No sooner had Shapiro and his partner picked up their first twenty thousand units of Officebites inventory than they came to an unexpected conclusion: they needed to tweak their business model, and rebrand their product.
“We got some nice early support from friends and family,” Shapiro said. “Then we had a meeting with a possible investor, who got us to understand that this was a snack that was more appropriate for a broader audience—not just for offices, and not just as a subscription box business model. We realized there was a lot more potential.”
And so it was back to the drawing board. A new name; new packaging; new distribution channels and suppliers; a new website. (And, unloading the existing inventory.) Shapiro’s partner stepped away from the business earlier this year. But in late March, Youtopia launched with sales on Amazon. Within a month, the first production run had nearly sold out.
The Youtopia line, which is gluten- and GMO-free, comes in five varieties: Espresso Obsesso, Bananas for Chocolate, So Money Honey Mustard, Honey Bee-B-Q, and Cocoa Gone A Lil Loco.
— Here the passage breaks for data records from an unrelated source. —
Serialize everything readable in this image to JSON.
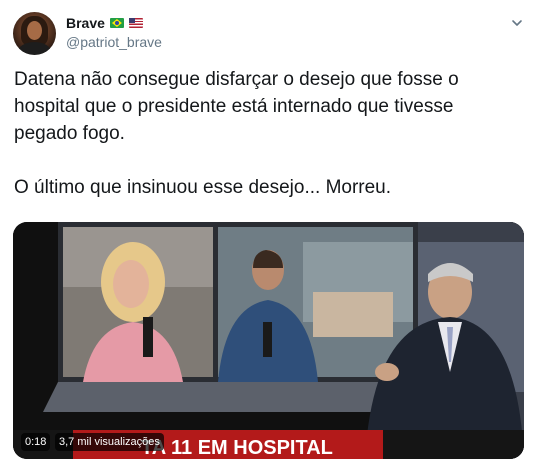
{
  "tweet": {
    "display_name": "Brave",
    "handle": "@patriot_brave",
    "flags": [
      "flag-brazil-icon",
      "flag-usa-icon"
    ],
    "text_paragraphs": [
      "Datena não consegue disfarçar o desejo que fosse o hospital que o presidente está internado que tivesse pegado fogo.",
      "O último que insinuou esse desejo... Morreu."
    ]
  },
  "video": {
    "duration": "0:18",
    "views": "3,7 mil visualizações",
    "lower_third": "TA 11 EM HOSPITAL"
  },
  "colors": {
    "text": "#14171a",
    "secondary": "#657786",
    "lower_third_bar": "#b31a1a"
  }
}
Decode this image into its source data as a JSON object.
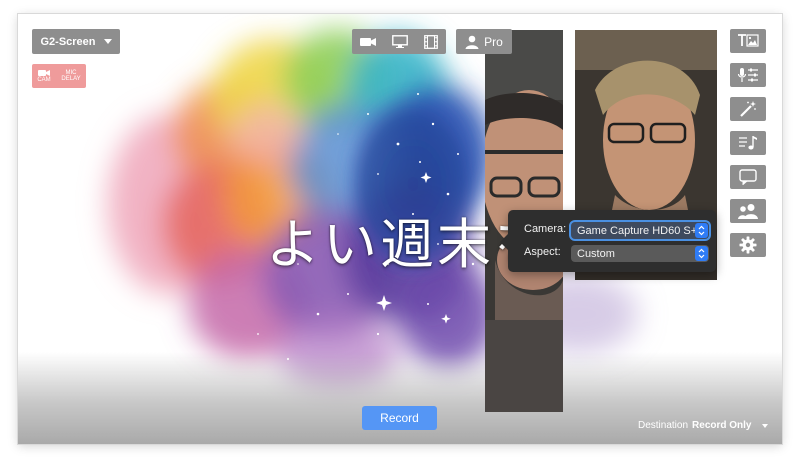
{
  "scene": {
    "name": "G2-Screen",
    "icon": "caret-down-icon"
  },
  "badges": {
    "cam": "CAM",
    "mic_line1": "MIC",
    "mic_line2": "DELAY",
    "color": "#ef9b9b"
  },
  "modes": [
    {
      "icon": "camera-icon"
    },
    {
      "icon": "monitor-icon"
    },
    {
      "icon": "film-icon"
    }
  ],
  "account": {
    "label": "Pro",
    "icon": "person-icon"
  },
  "overlay_text": "よい週末を",
  "tools": [
    {
      "icon": "text-image-icon"
    },
    {
      "icon": "mic-mixer-icon"
    },
    {
      "icon": "magic-wand-icon"
    },
    {
      "icon": "music-icon"
    },
    {
      "icon": "speech-bubble-icon"
    },
    {
      "icon": "people-icon"
    },
    {
      "icon": "gear-icon"
    }
  ],
  "popover": {
    "camera_label": "Camera:",
    "camera_value": "Game Capture HD60 S+",
    "aspect_label": "Aspect:",
    "aspect_value": "Custom"
  },
  "record_button": "Record",
  "destination": {
    "label": "Destination",
    "value": "Record Only"
  },
  "colors": {
    "accent": "#5596f5",
    "toolbar": "#8e8e8e",
    "popover": "#2e2e2e"
  }
}
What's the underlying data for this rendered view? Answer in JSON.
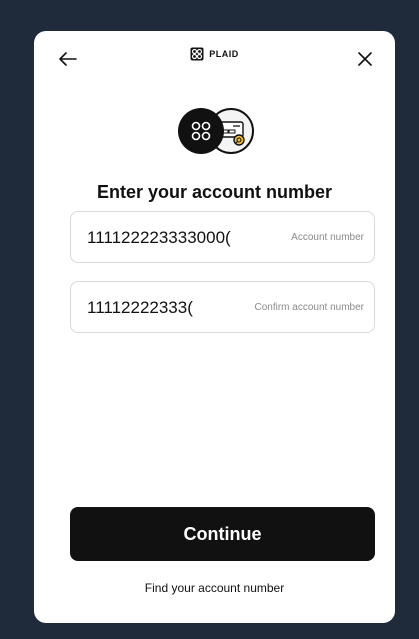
{
  "header": {
    "brand": "PLAID",
    "back_icon": "arrow-left-icon",
    "close_icon": "close-icon"
  },
  "hero": {
    "left_icon": "plaid-logo-icon",
    "right_icon": "bank-check-search-icon"
  },
  "form": {
    "title": "Enter your account number",
    "account_number": {
      "value": "111122223333000(",
      "label": "Account number"
    },
    "confirm_account_number": {
      "value": "11112222333(",
      "label": "Confirm account number"
    }
  },
  "actions": {
    "continue_label": "Continue",
    "find_link": "Find your account number"
  },
  "colors": {
    "background": "#1f2a3a",
    "card": "#ffffff",
    "primary": "#111111",
    "accent": "#f2c230"
  }
}
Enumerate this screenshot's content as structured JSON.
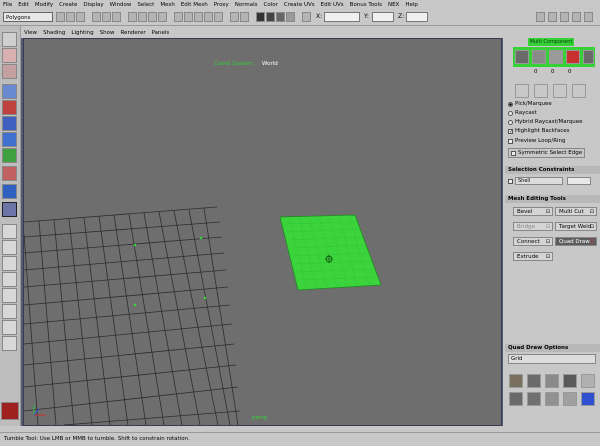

They contain a combination of either flavored cookie puffs or fava crisps, along with various nuts, roasted chickpeas, sunflower seeds, and other tidbits.
Shapiro is now preparing for the National Confectioners Association’s big Snacks and Sweets Expo in Chicago in May, as well as starting to engage in discussions with early investors. And, he’s looking at ways to grow Youtopia, including possible retail, vending machine, or food-service distribution. For right now, he said, it’s baby steps—he’s mindful of the words of one of his business advisors: “Fail small, in order to find a win you can scale.”
Helene Ragovin can be reached at email@example.com.